According to Omni’s most recent design documents, that side of the building would be dominated by a six-story, 850-space parking garage. At street level are four retail vitrines, essentially dummy storefronts, as well as two service docks and a street entrance to the garage. There are also two staircase towers in the latest design, but they are no longer encased in glass, a change that Omni’s lead architect said Wednesday would save the company $500,000.

Those design elements — when combined with the current parking that dominates the west side of that block of Third Street — would create a “tunnel” that would turn pedestrians away and interrupt urban progress in a key section of downtown, architect and developer Roberto Bajandas told the committee on Wednesday.

“That tunnel that will be developed on Third Street is not what we want to do for the future of Louisville,” he said.

Designer Claude Stephens called the planned streetscape on Third a “canyon dead zone.”

“With so much public money going into this, there are some opportunities to move the needle further,” he said. Nearly half of the project will be financed with taxpayer funds drawn from future tax revenues generated at the site.

A rendering shows the Omni from the corner of Third and Liberty streets. | HKS Architects/Metro government

A new rendering showing the main entrance of the Omni on Second Street near Liberty. | HKS Architects/Metro government

In a concession, Mike Garcia, Omni’s chief financial officer, said the company would explore adding retail to Third Street. He also said the company is seeking additional ways to make that side of the development more friendly and accessible to pedestrians.

“You have to put your parking somewhere,” he said. “We know it’s important, so we are working towards trying to soften it up.”

More than 20 people spoke out against the Third Street design and plans to move or dismantle and store the Water Company building, which was constructed in 1910. A group of prominent Louisvillians led by philanthropist Christy Brown has organized a recent effort to incorporate the building into the hotel’s final design. That group has also asked for greater public input in the design aspects of the project.

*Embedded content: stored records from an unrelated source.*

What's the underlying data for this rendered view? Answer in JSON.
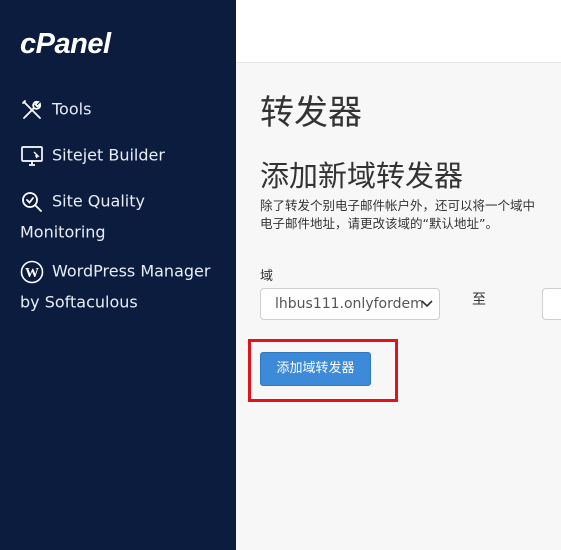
{
  "sidebar": {
    "logo": "cPanel",
    "items": [
      {
        "label": "Tools",
        "icon": "tools-icon"
      },
      {
        "label": "Sitejet Builder",
        "icon": "monitor-icon"
      },
      {
        "label": "Site Quality",
        "label_line2": "Monitoring",
        "icon": "magnifier-icon"
      },
      {
        "label": "WordPress Manager",
        "label_line2": "by Softaculous",
        "icon": "wordpress-icon"
      }
    ]
  },
  "main": {
    "page_title": "转发器",
    "section_title": "添加新域转发器",
    "description_line1": "除了转发个别电子邮件帐户外，还可以将一个域中",
    "description_line2": "电子邮件地址，请更改该域的“默认地址”。",
    "domain_label": "域",
    "domain_value": "lhbus111.onlyfordem",
    "to_label": "至",
    "add_button": "添加域转发器"
  },
  "colors": {
    "sidebar_bg": "#0b1c3f",
    "primary_button": "#3d8ad8",
    "highlight": "#e0121b"
  }
}
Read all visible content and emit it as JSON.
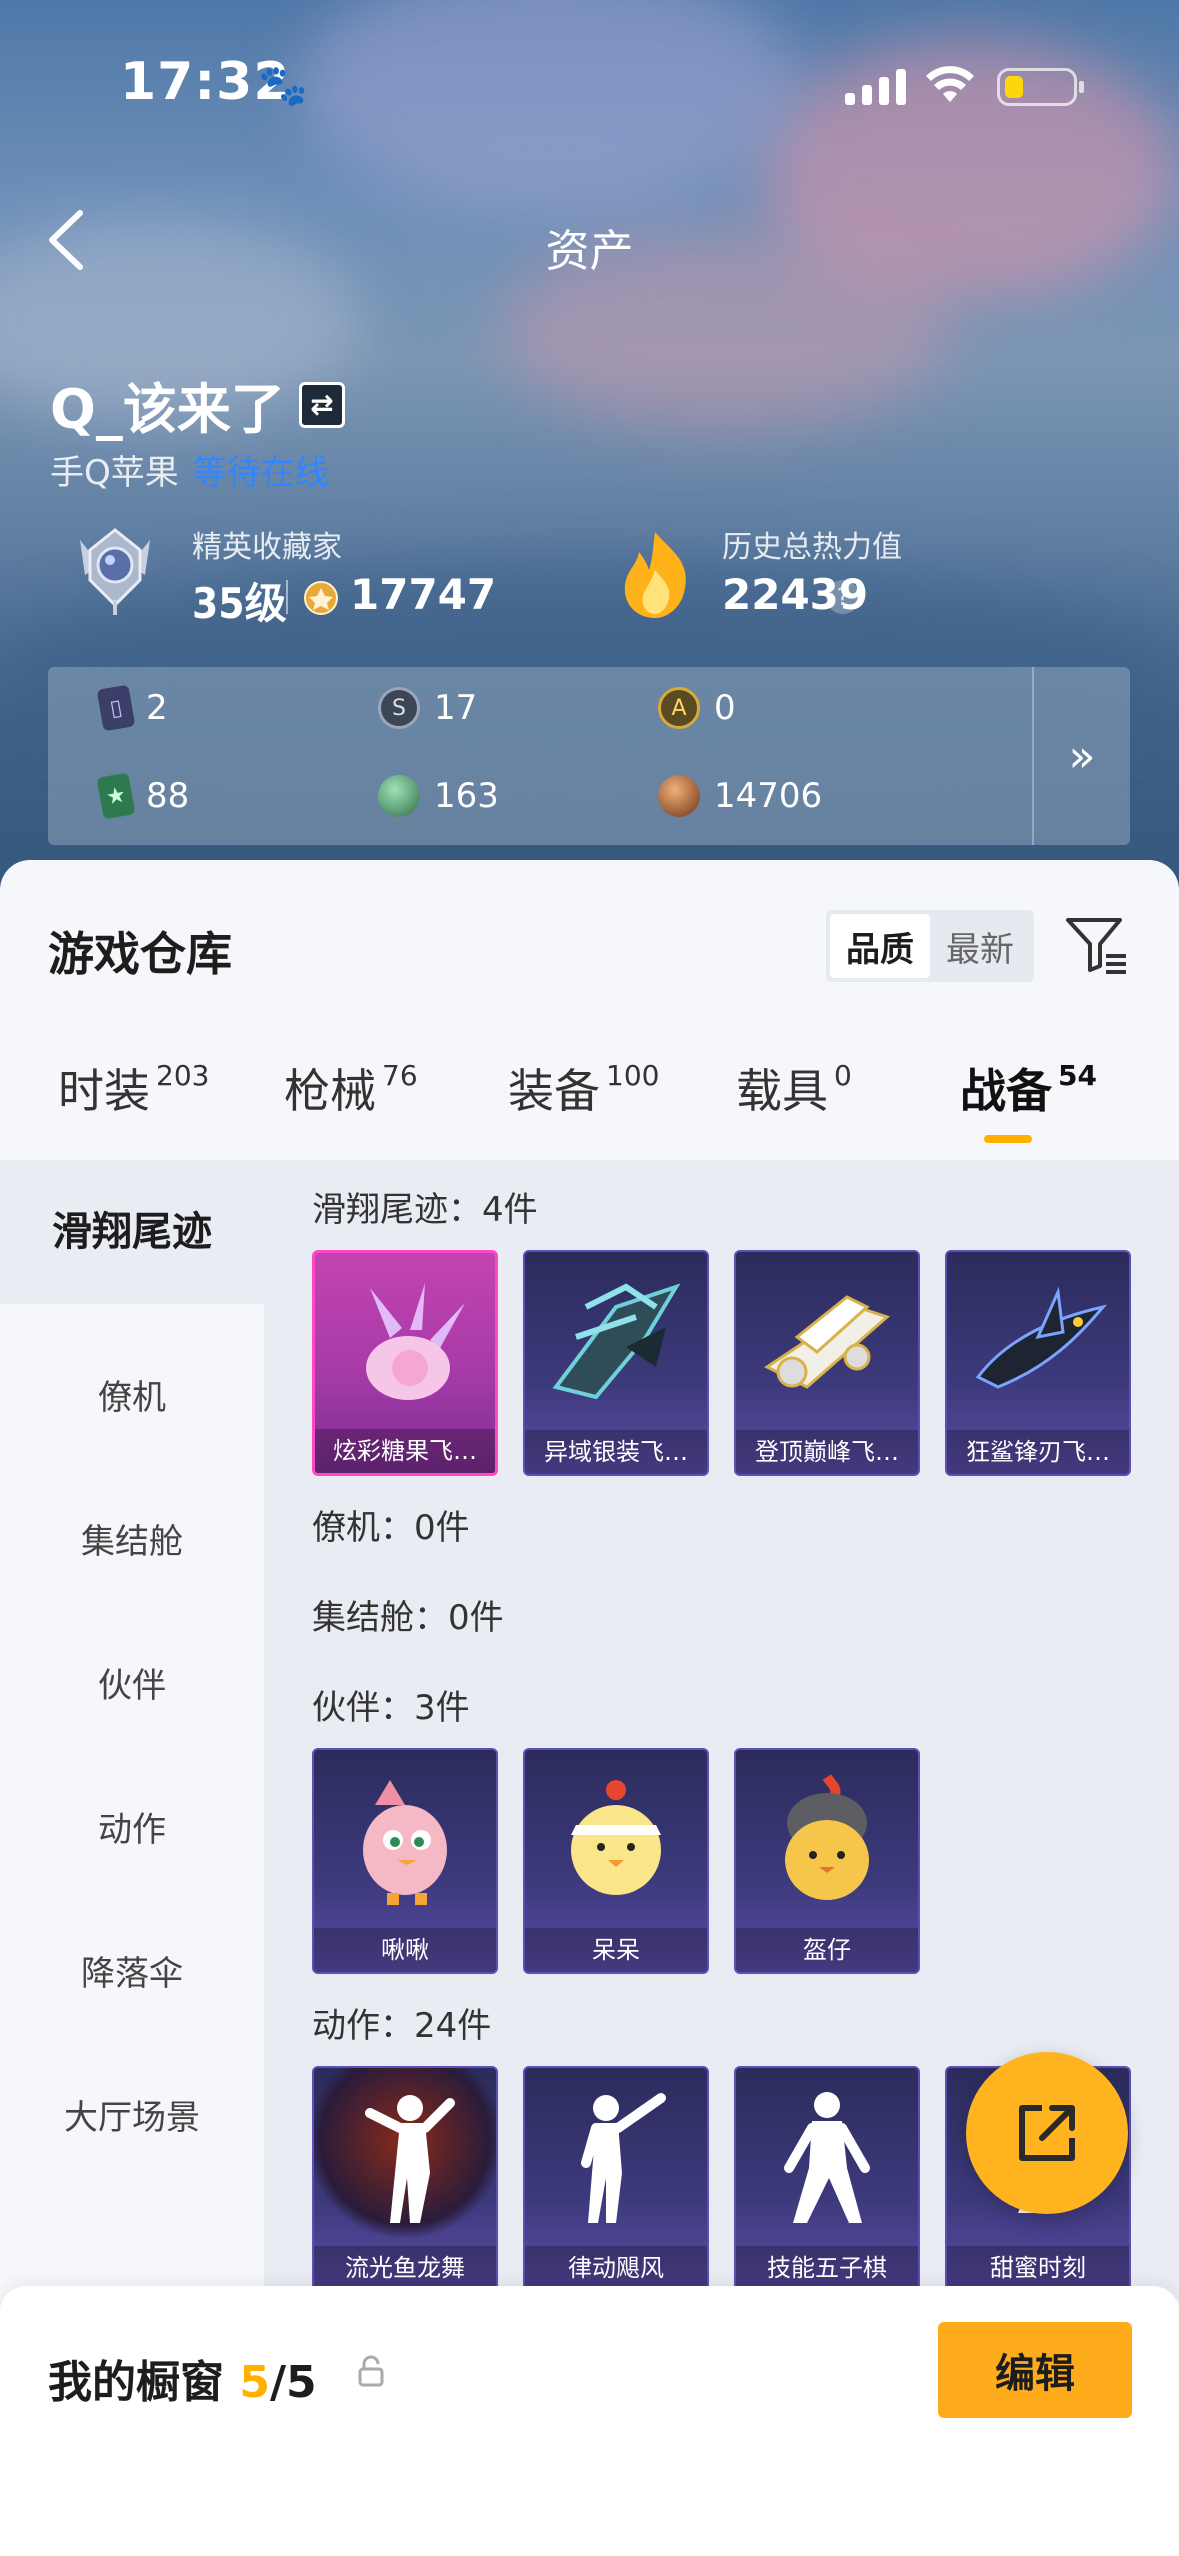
{
  "status_bar": {
    "time": "17:32"
  },
  "header": {
    "title": "资产"
  },
  "profile": {
    "username": "Q_该来了",
    "platform": "手Q苹果",
    "online_status": "等待在线",
    "rank_title": "精英收藏家",
    "rank_level": "35级",
    "rank_points": "17747",
    "heat_title": "历史总热力值",
    "heat_value": "22439"
  },
  "currencies": [
    {
      "icon": "purple-card-icon",
      "value": "2"
    },
    {
      "icon": "silver-coin-icon",
      "value": "17"
    },
    {
      "icon": "gold-coin-icon",
      "value": "0"
    },
    {
      "icon": "green-card-icon",
      "value": "88"
    },
    {
      "icon": "green-orb-icon",
      "value": "163"
    },
    {
      "icon": "bronze-orb-icon",
      "value": "14706"
    }
  ],
  "warehouse": {
    "title": "游戏仓库",
    "sort_options": [
      "品质",
      "最新"
    ],
    "sort_selected": "品质"
  },
  "tabs": [
    {
      "label": "时装",
      "count": "203"
    },
    {
      "label": "枪械",
      "count": "76"
    },
    {
      "label": "装备",
      "count": "100"
    },
    {
      "label": "载具",
      "count": "0"
    },
    {
      "label": "战备",
      "count": "54",
      "active": true
    }
  ],
  "sidebar": [
    {
      "label": "滑翔尾迹",
      "active": true
    },
    {
      "label": "僚机"
    },
    {
      "label": "集结舱"
    },
    {
      "label": "伙伴"
    },
    {
      "label": "动作"
    },
    {
      "label": "降落伞"
    },
    {
      "label": "大厅场景"
    }
  ],
  "sections": {
    "trail": {
      "label": "滑翔尾迹：4件",
      "items": [
        "炫彩糖果飞…",
        "异域银装飞…",
        "登顶巅峰飞…",
        "狂鲨锋刃飞…"
      ]
    },
    "wingman": {
      "label": "僚机：0件"
    },
    "capsule": {
      "label": "集结舱：0件"
    },
    "partner": {
      "label": "伙伴：3件",
      "items": [
        "啾啾",
        "呆呆",
        "盔仔"
      ]
    },
    "emote": {
      "label": "动作：24件",
      "items": [
        "流光鱼龙舞",
        "律动飓风",
        "技能五子棋",
        "甜蜜时刻"
      ]
    }
  },
  "showcase": {
    "label": "我的橱窗",
    "count_current": "5",
    "count_total": "/5",
    "edit_label": "编辑"
  },
  "colors": {
    "accent": "#ffb000",
    "link_blue": "#2f86ff",
    "card_purple": "#3d3a7c",
    "card_pink": "#c344b0"
  }
}
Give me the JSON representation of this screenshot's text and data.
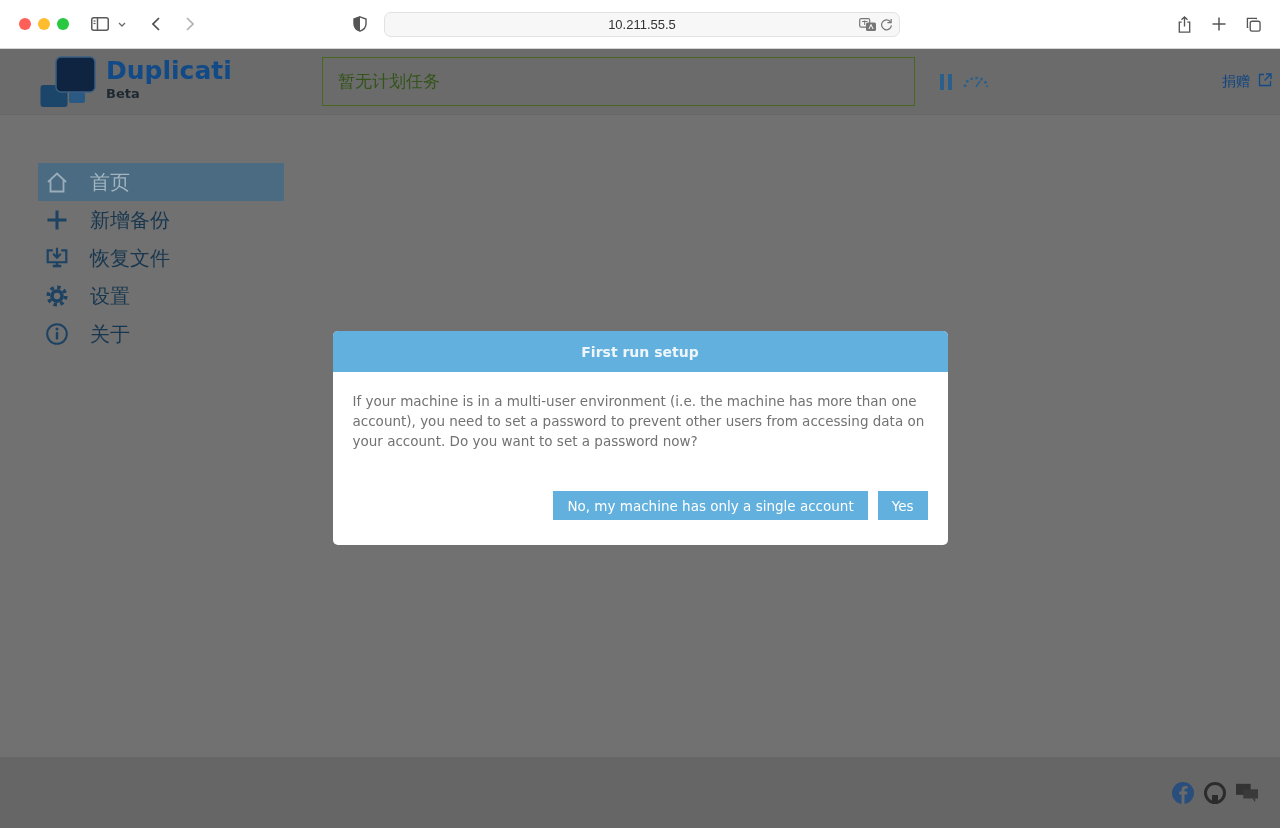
{
  "browser": {
    "url": "10.211.55.5"
  },
  "header": {
    "logo": {
      "name": "Duplicati",
      "edition": "Beta"
    },
    "status": "暂无计划任务",
    "donate_link": "捐赠"
  },
  "sidebar": {
    "items": [
      {
        "label": "首页",
        "selected": true
      },
      {
        "label": "新增备份",
        "selected": false
      },
      {
        "label": "恢复文件",
        "selected": false
      },
      {
        "label": "设置",
        "selected": false
      },
      {
        "label": "关于",
        "selected": false
      }
    ]
  },
  "dialog": {
    "title": "First run setup",
    "message": "If your machine is in a multi-user environment (i.e. the machine has more than one account), you need to set a password to prevent other users from accessing data on your account. Do you want to set a password now?",
    "buttons": [
      {
        "label": "No, my machine has only a single account"
      },
      {
        "label": "Yes"
      }
    ]
  }
}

Brown told the committee and officials there from Omni on Wednesday she hopes they will “pause” the project to further consider how it could be used to reduce heat island effects downtown and mitigate stormwater drainage problems.

“We have an opportunity to become an extraordinary urban healthy laboratory,” she said.

That group, which includes former Courier-Journal opinion editor Keith Runyon and John Huber, former president and CEO of the Louisville Water Company, also tried to screen the video below for the committee and Omni officials, but technical glitches won the day.

Members of the committee pressed Omni and Metro officials on pedestrian-friendly elements absent from the design and sought to learn more about plans for the Water Company building. Scott Kremer, an architect and member of the committee, said he supported the vast majority of the project but would not vote for it until changes are made to the Third Street side’s design.

Jeff Mosley of Louisville Forward, who has been city government’s point person on the Omni project, said Metro has two options for the historic building: disassemble the portico, facade and up to 30 feet of sidewall and store it for some future use, or move it with the help of a private investor.

The latter effort appeared to have stalled recently, and Mayor Greg Fischer’s administration announced it would extend the deadline for proposals until later this month. City officials said last month they received one proposal but that it was not economically viable. Asked if the administration is currently reviewing any proposals to move the building, a spokeswoman for Louisville Forward told IL the agency is “still open to receiving proposals for review.”

On Wednesday, Mosley said moving the building could cost $900,000, while building a foundation to support it at a new site could cost between $300,000 and $500,000. He also said incorporating the Water Company building into the proposed Omni would cost $6-12 million. Fischer has said that is cost-prohibitive.

Committee vice chair Tim Mulloy closed the meeting by extending the discussion another two weeks.

“There is still much to discuss,” he said succinctly.